The story is similar for other parts of Trump’s executive order. Trump wants the Federal Trade Commission to ensure companies are following their own policies on content moderation. That’s the same approach the FTC takes with privacy now, and it has proven toothless in practice. Perhaps the most significant change would be redirecting federal ad spending away from big technology platforms. At worst, that would be a modest hit to the bottom lines of technology giants that rake in billions of dollars every quarter.
Mike Masnick, Techdirt:
To be clear: the executive order is nonsense. You can’t overrule the law by executive order, nor can you ignore the Constitution. This executive order attempts to do both. It’s also blatantly anti-free speech, anti-private property, pro-big government — which is only mildly amusing, given that Trump and his sycophantic followers like to insist they’re the opposite of all of those things. But also, because the executive order only has limited power, there’s a lot of huffing and puffing in there for very little actual things that the administration can do. It’s very much written in a way to make Trump’s fans think he’s done something to attack social media companies, but the deeper you dig, the more nothingness you find.
Stephen T. Stone, a frequent Techdirt commenter, wrote an excellent tangental piece about the difference between moderation, discretion, and censorship:
A platform the size of Twitter or Facebook comes with a built-in potential audience of millions. Anyone banned from Twitter loses the ability to reach that audience. For some people, such a loss can feel like censorship — even though it isn’t. No one has the right to an audience. No one has the right to make someone listen. But entitled people think they do have those rights, and any “violation” of those “rights” is “censorship”.

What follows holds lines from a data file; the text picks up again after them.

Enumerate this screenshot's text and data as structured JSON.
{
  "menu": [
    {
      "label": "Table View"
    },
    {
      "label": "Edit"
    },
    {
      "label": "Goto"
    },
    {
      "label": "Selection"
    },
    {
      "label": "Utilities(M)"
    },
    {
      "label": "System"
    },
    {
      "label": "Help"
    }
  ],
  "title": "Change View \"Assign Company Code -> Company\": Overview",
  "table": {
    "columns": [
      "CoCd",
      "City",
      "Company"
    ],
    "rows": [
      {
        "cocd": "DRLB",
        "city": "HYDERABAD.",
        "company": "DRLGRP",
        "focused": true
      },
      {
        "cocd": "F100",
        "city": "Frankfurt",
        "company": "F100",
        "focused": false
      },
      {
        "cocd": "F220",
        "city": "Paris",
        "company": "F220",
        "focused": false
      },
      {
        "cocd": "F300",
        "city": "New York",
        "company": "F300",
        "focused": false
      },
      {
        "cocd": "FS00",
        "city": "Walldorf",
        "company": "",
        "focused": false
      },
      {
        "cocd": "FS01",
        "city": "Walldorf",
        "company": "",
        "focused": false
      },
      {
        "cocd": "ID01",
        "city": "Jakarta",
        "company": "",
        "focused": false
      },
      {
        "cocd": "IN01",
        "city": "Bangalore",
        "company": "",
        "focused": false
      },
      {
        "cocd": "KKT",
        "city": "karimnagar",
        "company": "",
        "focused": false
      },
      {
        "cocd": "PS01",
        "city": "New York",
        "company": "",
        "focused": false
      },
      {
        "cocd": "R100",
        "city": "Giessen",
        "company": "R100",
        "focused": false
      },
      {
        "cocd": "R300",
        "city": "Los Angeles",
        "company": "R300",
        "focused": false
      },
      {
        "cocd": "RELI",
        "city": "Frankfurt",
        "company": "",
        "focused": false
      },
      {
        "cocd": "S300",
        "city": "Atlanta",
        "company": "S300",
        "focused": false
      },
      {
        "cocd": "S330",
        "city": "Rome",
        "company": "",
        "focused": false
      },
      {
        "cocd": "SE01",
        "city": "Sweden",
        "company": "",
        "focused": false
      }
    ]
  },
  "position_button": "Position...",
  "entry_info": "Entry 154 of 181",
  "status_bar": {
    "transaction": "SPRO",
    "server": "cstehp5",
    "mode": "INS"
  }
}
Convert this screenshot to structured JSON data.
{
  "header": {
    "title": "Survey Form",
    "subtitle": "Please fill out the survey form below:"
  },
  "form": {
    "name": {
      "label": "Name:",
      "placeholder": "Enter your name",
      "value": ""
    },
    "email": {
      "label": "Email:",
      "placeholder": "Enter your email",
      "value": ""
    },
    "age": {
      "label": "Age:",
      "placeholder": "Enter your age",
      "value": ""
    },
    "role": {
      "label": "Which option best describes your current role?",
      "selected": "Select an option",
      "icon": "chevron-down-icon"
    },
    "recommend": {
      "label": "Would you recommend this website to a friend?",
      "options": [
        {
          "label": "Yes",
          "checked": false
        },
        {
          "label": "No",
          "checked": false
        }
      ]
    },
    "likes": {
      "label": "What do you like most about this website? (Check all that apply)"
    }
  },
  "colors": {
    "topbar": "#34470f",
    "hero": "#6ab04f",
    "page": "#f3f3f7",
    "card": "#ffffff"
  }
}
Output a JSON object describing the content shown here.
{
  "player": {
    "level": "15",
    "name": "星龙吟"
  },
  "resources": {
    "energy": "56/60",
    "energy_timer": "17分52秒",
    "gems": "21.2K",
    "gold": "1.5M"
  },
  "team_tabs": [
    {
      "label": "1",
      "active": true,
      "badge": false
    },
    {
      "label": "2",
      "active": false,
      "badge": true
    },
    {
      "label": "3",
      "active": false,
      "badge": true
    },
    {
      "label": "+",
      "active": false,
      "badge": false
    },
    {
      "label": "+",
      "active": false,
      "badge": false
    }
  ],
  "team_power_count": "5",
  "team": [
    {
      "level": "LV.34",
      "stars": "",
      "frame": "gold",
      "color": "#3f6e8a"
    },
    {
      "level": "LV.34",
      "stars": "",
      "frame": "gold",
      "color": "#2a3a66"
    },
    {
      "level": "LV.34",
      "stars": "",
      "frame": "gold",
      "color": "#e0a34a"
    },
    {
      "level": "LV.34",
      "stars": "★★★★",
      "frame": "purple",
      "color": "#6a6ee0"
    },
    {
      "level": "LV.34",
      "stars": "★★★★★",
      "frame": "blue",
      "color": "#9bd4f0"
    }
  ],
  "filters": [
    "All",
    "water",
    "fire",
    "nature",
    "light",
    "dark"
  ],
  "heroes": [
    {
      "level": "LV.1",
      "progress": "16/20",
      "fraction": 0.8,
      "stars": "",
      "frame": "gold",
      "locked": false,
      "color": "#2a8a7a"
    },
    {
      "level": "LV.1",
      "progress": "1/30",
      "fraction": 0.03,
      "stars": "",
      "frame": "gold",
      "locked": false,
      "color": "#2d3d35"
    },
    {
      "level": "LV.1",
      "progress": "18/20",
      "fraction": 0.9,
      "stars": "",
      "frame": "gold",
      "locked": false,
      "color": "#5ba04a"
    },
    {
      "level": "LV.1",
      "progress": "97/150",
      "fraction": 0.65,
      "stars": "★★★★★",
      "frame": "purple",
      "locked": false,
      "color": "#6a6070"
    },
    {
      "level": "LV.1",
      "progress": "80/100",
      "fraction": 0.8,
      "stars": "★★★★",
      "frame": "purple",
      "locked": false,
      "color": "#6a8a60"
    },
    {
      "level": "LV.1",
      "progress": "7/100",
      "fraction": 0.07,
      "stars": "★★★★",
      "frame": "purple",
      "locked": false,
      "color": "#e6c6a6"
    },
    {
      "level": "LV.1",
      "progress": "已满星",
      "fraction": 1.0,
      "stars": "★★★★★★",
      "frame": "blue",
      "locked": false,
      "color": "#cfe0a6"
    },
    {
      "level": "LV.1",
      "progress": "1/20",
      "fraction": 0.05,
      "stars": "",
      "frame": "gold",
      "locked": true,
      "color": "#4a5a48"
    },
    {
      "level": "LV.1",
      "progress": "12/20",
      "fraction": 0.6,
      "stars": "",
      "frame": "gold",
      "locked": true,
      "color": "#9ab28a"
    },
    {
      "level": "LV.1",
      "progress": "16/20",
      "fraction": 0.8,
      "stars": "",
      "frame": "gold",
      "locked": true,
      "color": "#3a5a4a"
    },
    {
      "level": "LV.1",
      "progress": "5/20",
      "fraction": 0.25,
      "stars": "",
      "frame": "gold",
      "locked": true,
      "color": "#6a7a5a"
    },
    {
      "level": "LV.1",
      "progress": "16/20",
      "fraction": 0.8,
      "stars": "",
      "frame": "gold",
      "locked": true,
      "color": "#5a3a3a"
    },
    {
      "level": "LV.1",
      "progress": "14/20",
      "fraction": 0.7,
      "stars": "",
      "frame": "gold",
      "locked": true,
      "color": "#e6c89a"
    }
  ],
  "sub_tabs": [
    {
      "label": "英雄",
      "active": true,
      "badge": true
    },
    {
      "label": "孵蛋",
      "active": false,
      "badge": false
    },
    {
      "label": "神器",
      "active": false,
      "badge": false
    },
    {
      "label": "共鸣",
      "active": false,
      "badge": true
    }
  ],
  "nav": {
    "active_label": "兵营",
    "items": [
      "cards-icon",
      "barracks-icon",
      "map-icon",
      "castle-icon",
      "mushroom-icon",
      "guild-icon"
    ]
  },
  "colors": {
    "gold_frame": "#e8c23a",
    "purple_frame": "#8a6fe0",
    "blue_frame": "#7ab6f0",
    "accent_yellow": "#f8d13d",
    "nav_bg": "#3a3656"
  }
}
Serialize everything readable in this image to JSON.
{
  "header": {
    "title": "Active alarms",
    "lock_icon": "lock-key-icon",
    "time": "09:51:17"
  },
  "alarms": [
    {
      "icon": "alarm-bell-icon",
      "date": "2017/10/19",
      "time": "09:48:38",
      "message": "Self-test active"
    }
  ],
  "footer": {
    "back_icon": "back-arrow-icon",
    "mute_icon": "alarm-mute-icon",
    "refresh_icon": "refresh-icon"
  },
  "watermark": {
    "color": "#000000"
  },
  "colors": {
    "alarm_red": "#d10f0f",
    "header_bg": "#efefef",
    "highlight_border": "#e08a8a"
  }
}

So, here are the facts: conservatives are not being censored on the basis of their political beliefs; the President of the United States is certainly not being censored — he’s the president; Section 230 of the CDA helps protect companies like Twitter from liability when a user threatens violence, posts something defamatory, or similar; the First Amendment allows social media companies to determine what kind of posts they will allow, prevent, or remove; and, finally, this Executive Order will have virtually no effect.
This topic distracts from far more pressing concerns. In the real world, there is a pandemic that is causing thousands of deaths every day, many of which are in the United States because its federal government took almost no action through February and much of March. The response to that pandemic has caused economic activity around the world to slow down, leading to unprecedented job losses that threaten the livelihood of millions. Politically, the remaining positivity in Trump’s poll numbers has been declining, which sucks for him; a more pressing concern is that Americans’ trust in their federal government keeps dropping.
Whenever something like this Executive Order is described as a “distraction”, it should not carry the implication that it is deliberate. This administration is so readily engaged in scandalous, unethical, and legally dubious behaviour that it becomes a distraction creating machine without necessarily trying. It’s not really a strategy; it’s what happens when the people in charge are gleefully nihilistic and joyous in their spite. We cannot digest this force-fed all-you-can-eat buffet of cruelty.